So, I'll leave the topic of whether or not caffeine is good for you for another day and another blog post! As for caffeine and healthy sleep, caffeine is most definitely a real drug that has the potential to keep you awake. If you are suffering from insomnia, caffeine could be the culprit.

Caffeine is a stimulant that affects the central nervous system and is often associated with increased alertness. It is found in a variety of beverages like coffee, tea, soda and energy drinks. Don't forget, it's also found in chocolate and some chewing gum.

The 2015 Dietary Guidelines encourage consumers to limit consumption to 400 milligrams of caffeine or less each day. This is about 3 to 5 cups of coffee per day, depending on how strong you brew your java. If you notice caffeine negatively affects your sleep, or leaves you feeling jittery,  you should consider consuming even less.

Another thing we know about caffeine: it is addictive. Decreasing consumption may lead to withdrawals that include headache, lethargy and irritability. Here are a few tips to avoid the brunt of these side effects.

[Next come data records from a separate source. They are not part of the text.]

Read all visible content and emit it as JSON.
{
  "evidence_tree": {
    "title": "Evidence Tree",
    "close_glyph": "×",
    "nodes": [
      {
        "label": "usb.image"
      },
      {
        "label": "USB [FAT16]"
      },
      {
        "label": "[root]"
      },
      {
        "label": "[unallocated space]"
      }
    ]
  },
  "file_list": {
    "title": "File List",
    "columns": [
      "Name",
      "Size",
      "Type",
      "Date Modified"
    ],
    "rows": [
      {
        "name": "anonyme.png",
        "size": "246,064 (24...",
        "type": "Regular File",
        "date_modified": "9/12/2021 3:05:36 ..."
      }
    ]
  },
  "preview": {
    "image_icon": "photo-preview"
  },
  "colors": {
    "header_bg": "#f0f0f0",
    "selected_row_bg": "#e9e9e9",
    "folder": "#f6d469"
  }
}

  • Slowly decrease your intake. Cut one cup of coffee or soda out of your daily intake each week, until your intake is within recommended limits or you are no longer affected by negative side effects.
  • Drink lots of water. Filtered is best.
  • Switch to decaf. Try replacing caffeinated beverages with its decaffeinated counterpart.
  • Stop drinking caffeine by 2pm each day. This will limit overall intake and should promote improved sleep.
  • Take 1,000 mg buffered vitamin C with breakfast and dinner.
  • Make sure you exercise daily to help fight off fatigue. Even 30 minute of walking is good.
  • Drink 1 to 3 cups of green tea every day.  The small amount of caffeine won’t hurt and the antioxidants will heal.